“HR will be in contact with you…”
What does it mean?
First off, we need to point out that the wording is ambiguous, and that’s no accident. This phrase can be interpreted as a positive or a negative, and that’s almost certainly why variations of it are so commonly used.
In some interviews, it’s quite obvious that the candidate was either the perfect fit or not right for the job, but for most interviews, the results are uncertain. The hiring team might have to conduct a more thorough review, re-examine resumes and cover letters, and interview more people before they start homing in on the right candidate. Perhaps the interviewer will have very little say in the final decision. Thus, when there is any lingering uncertainty, “HR will contact you,” becomes a catch-all phrase that punctuates the interview without hinting at a solid yes or no.
The way the interviewer acts while saying this can sometimes reveal their intent. For example, if the hiring manager spends time clarifying what the “next steps” actually are, that’s a good sign that you’re being considered for the role. If the interviewer says it with a shrug, or avoids eye contact while saying it, this can be a sign that you didn’t make the cut.
However, the best way to interpret this phrase is, “We don’t yet know who we’re going to hire, and we need some time to think about it.” It’s the Schrödinger’s cat of interview endings.

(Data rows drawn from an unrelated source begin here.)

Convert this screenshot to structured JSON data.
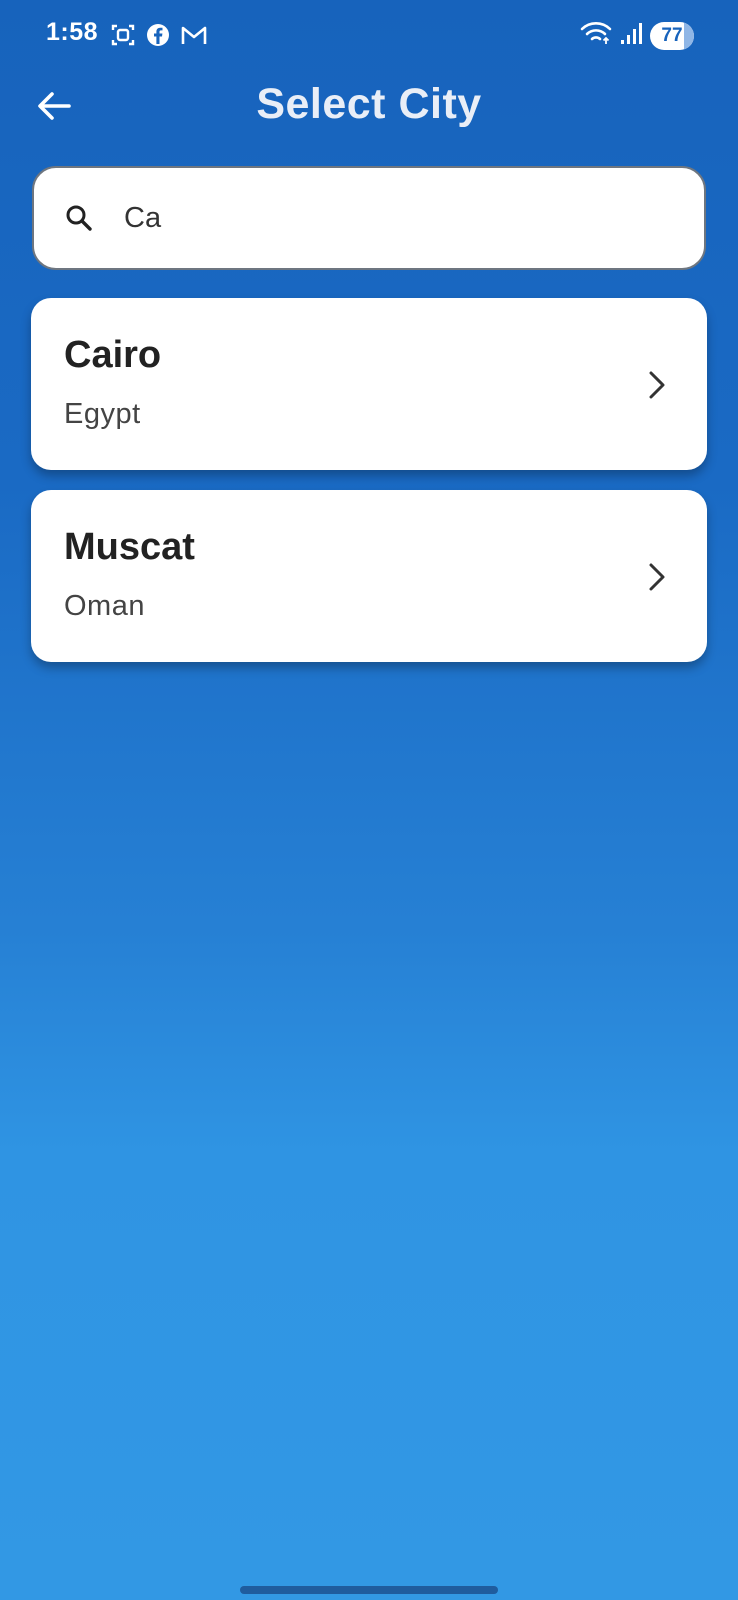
{
  "status_bar": {
    "time": "1:58",
    "battery_level": "77",
    "battery_fraction": 0.77,
    "left_icons": [
      "screenshot-icon",
      "facebook-icon",
      "gmail-icon"
    ],
    "right_icons": [
      "wifi-icon",
      "signal-icon",
      "battery-icon"
    ]
  },
  "header": {
    "title": "Select City",
    "back_icon": "arrow-left-icon"
  },
  "search": {
    "value": "Ca",
    "icon": "search-icon"
  },
  "results": [
    {
      "city": "Cairo",
      "country": "Egypt"
    },
    {
      "city": "Muscat",
      "country": "Oman"
    }
  ],
  "colors": {
    "gradient_top": "#1763bc",
    "gradient_bottom": "#3298e4",
    "card_background": "#ffffff",
    "title_text": "#e9eef7"
  }
}
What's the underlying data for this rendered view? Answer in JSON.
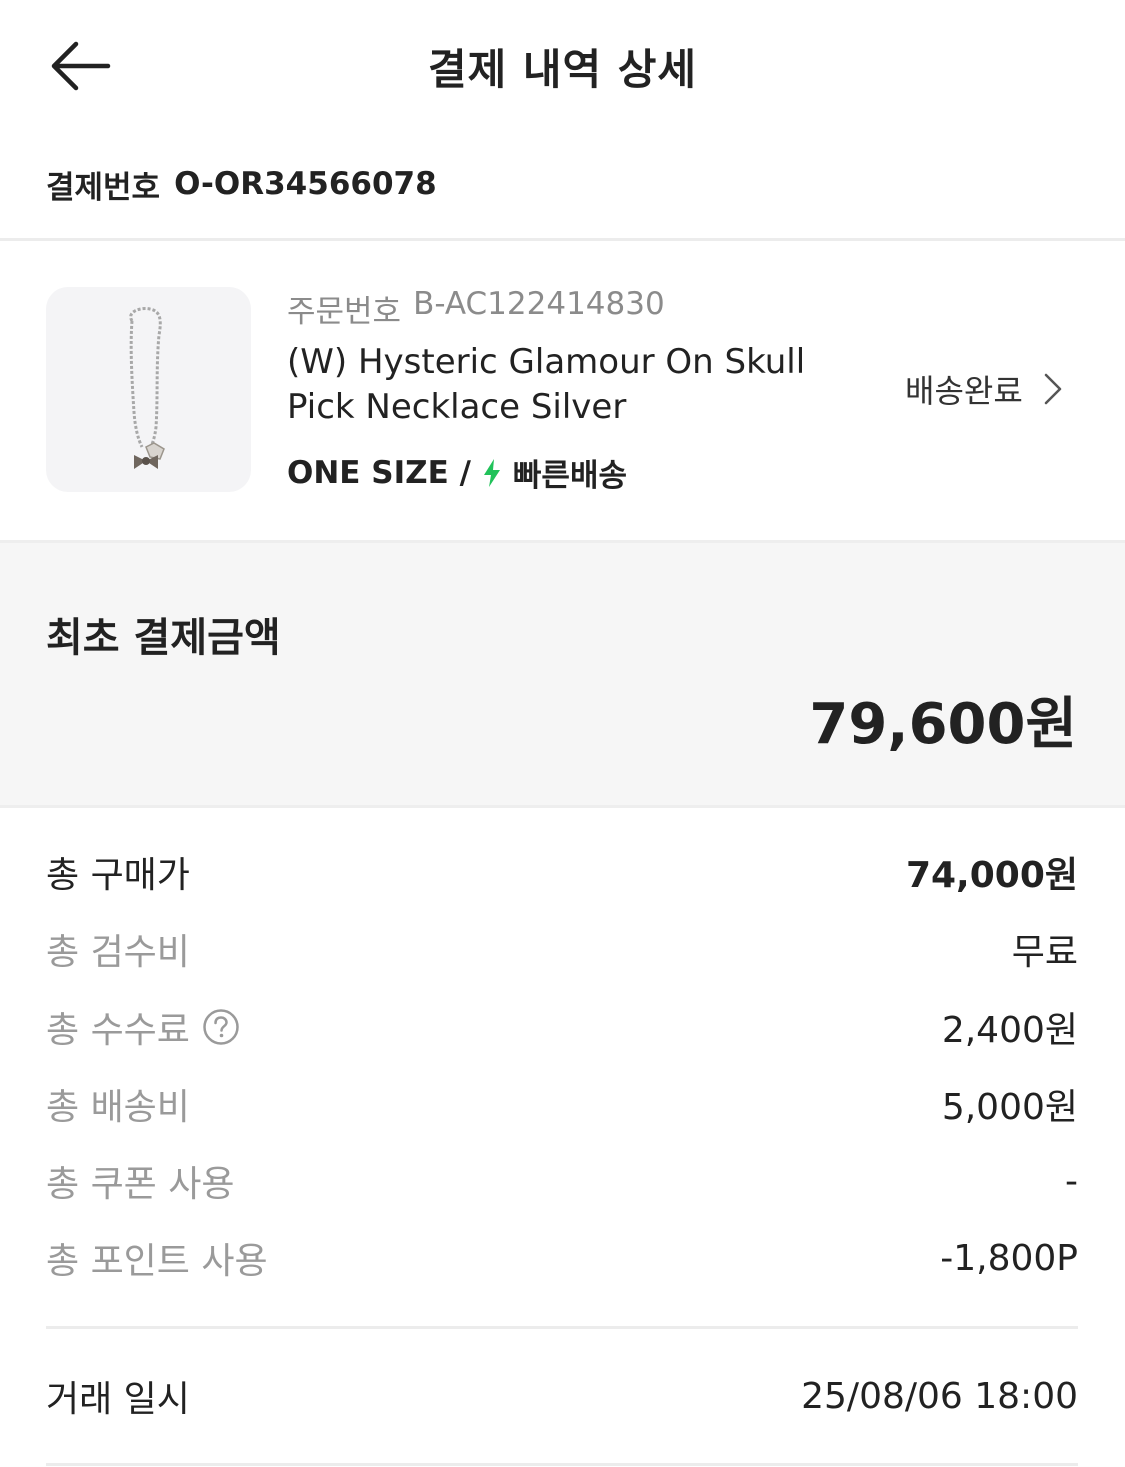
{
  "header": {
    "title": "결제 내역 상세",
    "back_icon": "arrow-left-icon"
  },
  "payment": {
    "label": "결제번호",
    "number": "O-OR34566078"
  },
  "product": {
    "order_label": "주문번호",
    "order_number": "B-AC122414830",
    "name": "(W) Hysteric Glamour On Skull Pick Necklace Silver",
    "size": "ONE SIZE /",
    "shipping_type": "빠른배송",
    "shipping_icon": "lightning-bolt-icon",
    "status": "배송완료",
    "image_alt": "necklace"
  },
  "initial_payment": {
    "label": "최초 결제금액",
    "amount": "79,600원"
  },
  "breakdown": [
    {
      "label": "총 구매가",
      "value": "74,000원"
    },
    {
      "label": "총 검수비",
      "value": "무료"
    },
    {
      "label": "총 수수료",
      "value": "2,400원",
      "help_icon": "question-circle-icon"
    },
    {
      "label": "총 배송비",
      "value": "5,000원"
    },
    {
      "label": "총 쿠폰 사용",
      "value": "-"
    },
    {
      "label": "총 포인트 사용",
      "value": "-1,800P"
    }
  ],
  "transaction": {
    "label": "거래 일시",
    "value": "25/08/06 18:00"
  },
  "colors": {
    "accent_green": "#21c25a",
    "text_primary": "#222222",
    "text_secondary": "#9a9a9a",
    "panel_bg": "#f6f6f6"
  }
}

Since most people who hear this phrase will spend the next few days replaying it in their heads and trying to unpack its layers of hidden meaning, it can be frustrating to hear this rather than a clear yes or no answer. Unfortunately, uncertainty is to be expected during the hiring process, so it’s something you’ll need to learn to accept.

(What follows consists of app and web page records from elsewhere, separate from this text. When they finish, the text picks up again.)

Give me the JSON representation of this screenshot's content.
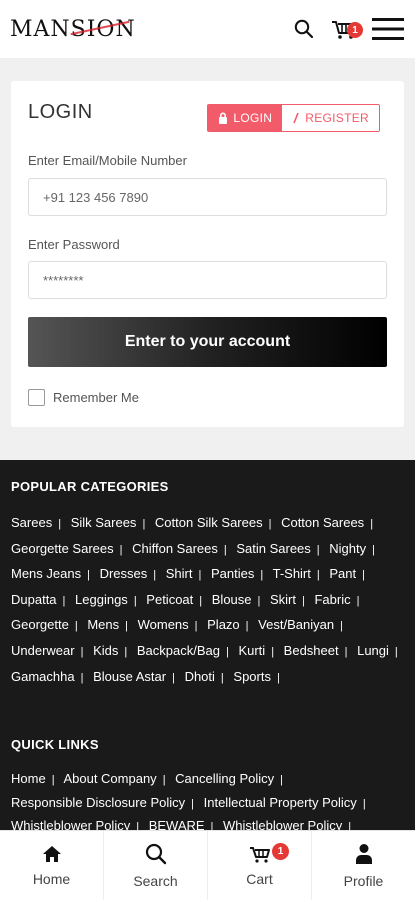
{
  "header": {
    "logo_text": "MANSION",
    "cart_count": "1"
  },
  "login": {
    "title": "LOGIN",
    "tab_login": "LOGIN",
    "tab_register": "REGISTER",
    "email_label": "Enter Email/Mobile Number",
    "email_placeholder": "+91 123 456 7890",
    "password_label": "Enter Password",
    "password_placeholder": "********",
    "submit_label": "Enter to your account",
    "remember_label": "Remember Me"
  },
  "footer": {
    "categories_title": "POPULAR CATEGORIES",
    "categories": [
      "Sarees",
      "Silk Sarees",
      "Cotton Silk Sarees",
      "Cotton Sarees",
      "Georgette Sarees",
      "Chiffon Sarees",
      "Satin Sarees",
      "Nighty",
      "Mens Jeans",
      "Dresses",
      "Shirt",
      "Panties",
      "T-Shirt",
      "Pant",
      "Dupatta",
      "Leggings",
      "Peticoat",
      "Blouse",
      "Skirt",
      "Fabric",
      "Georgette",
      "Mens",
      "Womens",
      "Plazo",
      "Vest/Baniyan",
      "Underwear",
      "Kids",
      "Backpack/Bag",
      "Kurti",
      "Bedsheet",
      "Lungi",
      "Gamachha",
      "Blouse Astar",
      "Dhoti",
      "Sports"
    ],
    "quick_links_title": "QUICK LINKS",
    "quick_links": [
      "Home",
      "About Company",
      "Cancelling Policy",
      "Responsible Disclosure Policy",
      "Intellectual Property Policy",
      "Whistleblower Policy",
      "BEWARE",
      "Whistleblower Policy"
    ]
  },
  "bottom_nav": {
    "items": [
      {
        "label": "Home",
        "icon": "home-icon"
      },
      {
        "label": "Search",
        "icon": "search-icon"
      },
      {
        "label": "Cart",
        "icon": "cart-icon"
      },
      {
        "label": "Profile",
        "icon": "profile-icon"
      }
    ],
    "cart_count": "1"
  },
  "colors": {
    "accent": "#f25b6a",
    "badge": "#e53935",
    "footer_bg": "#1a1a1a"
  }
}
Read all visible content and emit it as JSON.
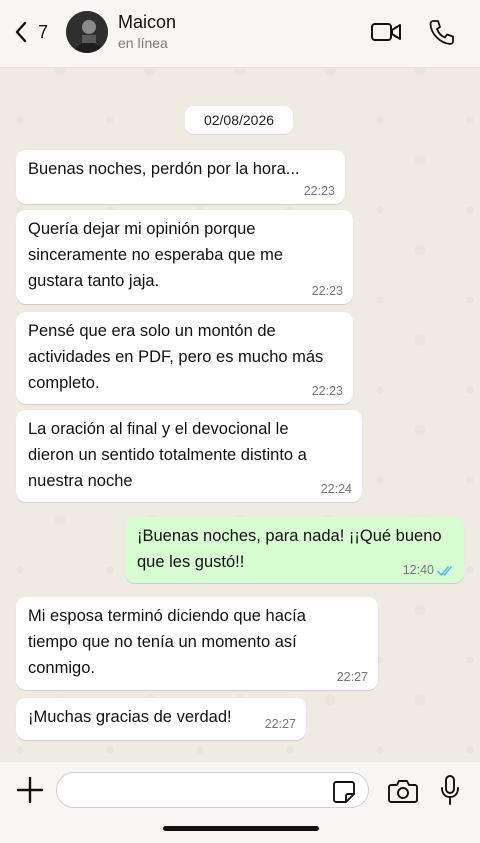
{
  "header": {
    "back_count": "7",
    "contact_name": "Maicon",
    "contact_status": "en línea",
    "icons": [
      "chevron-left-icon",
      "video-call-icon",
      "phone-icon"
    ]
  },
  "date_label": "02/08/2026",
  "messages": [
    {
      "direction": "in",
      "text": "Buenas noches, perdón por la hora...",
      "time": "22:23"
    },
    {
      "direction": "in",
      "text": "Quería dejar mi opinión porque sinceramente no esperaba que me gustara tanto jaja.",
      "time": "22:23"
    },
    {
      "direction": "in",
      "text": "Pensé que era solo un montón de actividades en PDF, pero es mucho más completo.",
      "time": "22:23"
    },
    {
      "direction": "in",
      "text": "La oración al final y el devocional le dieron un sentido totalmente distinto a nuestra noche",
      "time": "22:24"
    },
    {
      "direction": "out",
      "text": "¡Buenas noches, para nada! ¡¡Qué bueno que les gustó!!",
      "time": "12:40",
      "status": "read"
    },
    {
      "direction": "in",
      "text": "Mi esposa terminó diciendo que hacía tiempo que no tenía un momento así conmigo.",
      "time": "22:27"
    },
    {
      "direction": "in",
      "text": "¡Muchas gracias de verdad!",
      "time": "22:27"
    }
  ],
  "composer": {
    "value": "",
    "placeholder": "",
    "icons": [
      "plus-icon",
      "sticker-icon",
      "camera-icon",
      "microphone-icon"
    ]
  },
  "colors": {
    "incoming_bubble": "#ffffff",
    "outgoing_bubble": "#d9fdd3",
    "read_ticks": "#53bdeb",
    "chat_background": "#efeae2"
  }
}
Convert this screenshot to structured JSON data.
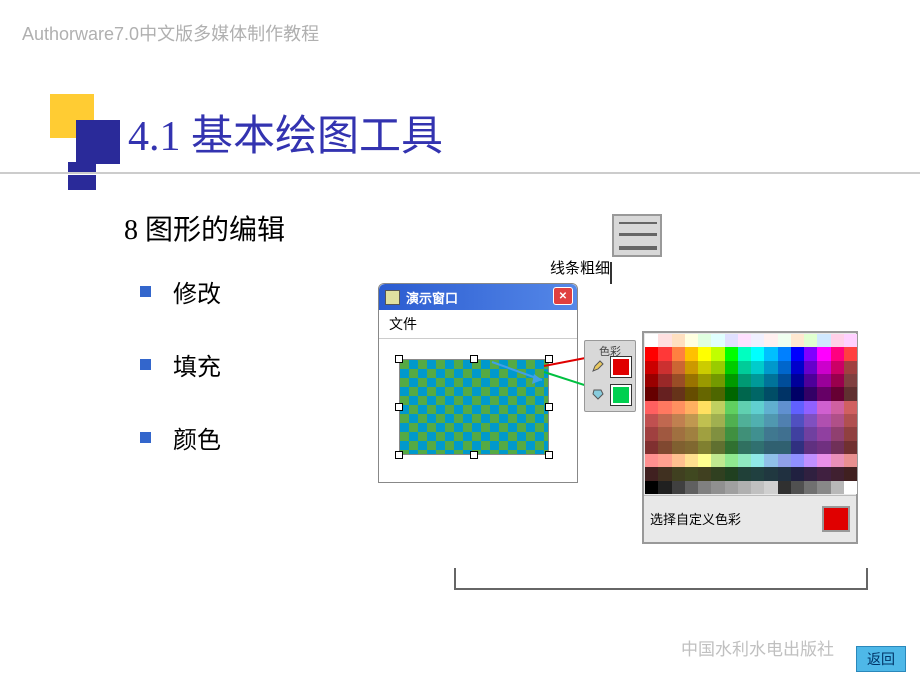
{
  "header": "Authorware7.0中文版多媒体制作教程",
  "section_title": "4.1  基本绘图工具",
  "subtitle": "8  图形的编辑",
  "bullets": [
    "修改",
    "填充",
    "颜色"
  ],
  "line_thickness_label": "线条粗细",
  "demo_window": {
    "title": "演示窗口",
    "menu": "文件"
  },
  "color_tool": {
    "label": "色彩"
  },
  "palette": {
    "custom_label": "选择自定义色彩"
  },
  "publisher": "中国水利水电出版社",
  "back_button": "返回",
  "palette_colors": [
    "#ffffff",
    "#ffe0e0",
    "#ffe0c0",
    "#ffffe0",
    "#e0ffe0",
    "#e0ffff",
    "#e0e0ff",
    "#ffe0ff",
    "#f0f0ff",
    "#fff0f0",
    "#f0fff0",
    "#ffe8d0",
    "#e0ffd0",
    "#d0e8ff",
    "#ffd0e8",
    "#ffd0ff",
    "#ff0000",
    "#ff3838",
    "#ff8040",
    "#ffc000",
    "#ffff00",
    "#c0ff00",
    "#00ff00",
    "#00ffc0",
    "#00ffff",
    "#00c0ff",
    "#0080ff",
    "#0000ff",
    "#8000ff",
    "#ff00ff",
    "#ff0080",
    "#ff4040",
    "#cc0000",
    "#cc3030",
    "#cc6633",
    "#cc9900",
    "#cccc00",
    "#99cc00",
    "#00cc00",
    "#00cc99",
    "#00cccc",
    "#0099cc",
    "#0066cc",
    "#0000cc",
    "#6600cc",
    "#cc00cc",
    "#cc0066",
    "#a04040",
    "#990000",
    "#992828",
    "#994d26",
    "#997300",
    "#999900",
    "#739900",
    "#009900",
    "#009973",
    "#009999",
    "#007399",
    "#004d99",
    "#000099",
    "#4d0099",
    "#990099",
    "#99004d",
    "#804040",
    "#660000",
    "#662020",
    "#663319",
    "#664d00",
    "#666600",
    "#4d6600",
    "#006600",
    "#00664d",
    "#006666",
    "#004d66",
    "#003366",
    "#000066",
    "#330066",
    "#660066",
    "#660033",
    "#603030",
    "#ff6060",
    "#ff7860",
    "#ff9060",
    "#ffb060",
    "#ffe060",
    "#c0d060",
    "#60d060",
    "#60d0b0",
    "#60d0d0",
    "#60b0d0",
    "#6090d0",
    "#6060ff",
    "#9060ff",
    "#d060d0",
    "#d060a0",
    "#d06060",
    "#c05050",
    "#c06850",
    "#c08050",
    "#c09850",
    "#c0c050",
    "#a0b050",
    "#50b050",
    "#50b098",
    "#50b0b0",
    "#5098b0",
    "#5080b0",
    "#5050c0",
    "#8050c0",
    "#b050b0",
    "#b05088",
    "#b05050",
    "#a04040",
    "#a05840",
    "#a07040",
    "#a08040",
    "#a0a040",
    "#809040",
    "#409040",
    "#409078",
    "#409090",
    "#407890",
    "#407090",
    "#4040a0",
    "#7040a0",
    "#9040a0",
    "#904070",
    "#904040",
    "#803030",
    "#804830",
    "#806030",
    "#806830",
    "#808030",
    "#607030",
    "#307030",
    "#307060",
    "#307070",
    "#306070",
    "#306070",
    "#303080",
    "#603080",
    "#703080",
    "#703058",
    "#703030",
    "#ff9090",
    "#ffa090",
    "#ffc090",
    "#ffe090",
    "#ffff90",
    "#c0e890",
    "#90e890",
    "#90e8c0",
    "#90e8e8",
    "#90c0e8",
    "#90a0e8",
    "#9090ff",
    "#c090ff",
    "#e890e8",
    "#e890b8",
    "#e89090",
    "#402020",
    "#403020",
    "#404020",
    "#404820",
    "#404020",
    "#304020",
    "#204020",
    "#204038",
    "#204040",
    "#203840",
    "#203040",
    "#202040",
    "#302040",
    "#402040",
    "#402030",
    "#402020",
    "#000000",
    "#202020",
    "#404040",
    "#606060",
    "#808080",
    "#909090",
    "#a0a0a0",
    "#b0b0b0",
    "#c0c0c0",
    "#d0d0d0",
    "#303030",
    "#505050",
    "#707070",
    "#888888",
    "#b8b8b8",
    "#ffffff"
  ]
}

What should you do next?
When a job interview ends with uncertainty, you should “Hope for the best and plan for the worst,” as the old expression goes.
If you feel confident that the interview went swimmingly well, only to be ended with, “Our HR department will contact you later,” you can respond by asking how long that process normally takes. This will at least give you some idea of what sort of time frame you’re looking at.
Additionally, you should send a thank you email to the people you talked to during the interview. If you interviewed with multiple people, make sure you send personalized emails to all of them. If you send a generic response to multiple people at once, it can seem like you don’t care enough about the company to personalize your email. Keep in mind that the people who receive this email will probably be in contact with each other. If they discover that you’ve sent them all the same email, they might be hesitant to move forward, even if they’d initially placed you high on their priority list.
We should point out, however, that if you interviewed through a staffing agency, you should skip the follow-up email. Your staffing agency is the key point of contact between you and the company looking to hire, and trying to circumvent the agency can be seen as a sign of unprofessionalism.
Should you keep looking for work at this point?
If you’re waiting to hear back about a position you applied for, even after they said HR will get back to you, you should continue to operate as if you didn’t get the job. Don’t stop looking for open positions, don’t stop submitting resumes, and don’t cancel any other interviews you might have already scheduled. You don’t want to freeze your entire job-hunting process for a week or more, only to find out you didn’t land the gig that you thought was certain. If you have other offers that are awaiting a response, don’t rush to decline; see if you can get a little more time before giving a definitive answer.
Planning for uncertainty can be difficult, but it’s one of the realities of the job hunt. Accept that you won’t have all of the answers immediately and keep searching.
(Note that we have a full article on looking for work even when you think you have an offer lined up, so check that out if you want to know more.)
“Our HR department will be in contact with you about the next steps,” is a phrase that can cause a lot of confusion and anxiety for job seekers. The unfortunate truth is that it’s impossible to say whether it’s a positive or negative sign. If you’ve heard it and are awaiting those “next steps,” we encourage you to follow up while keeping your other options open.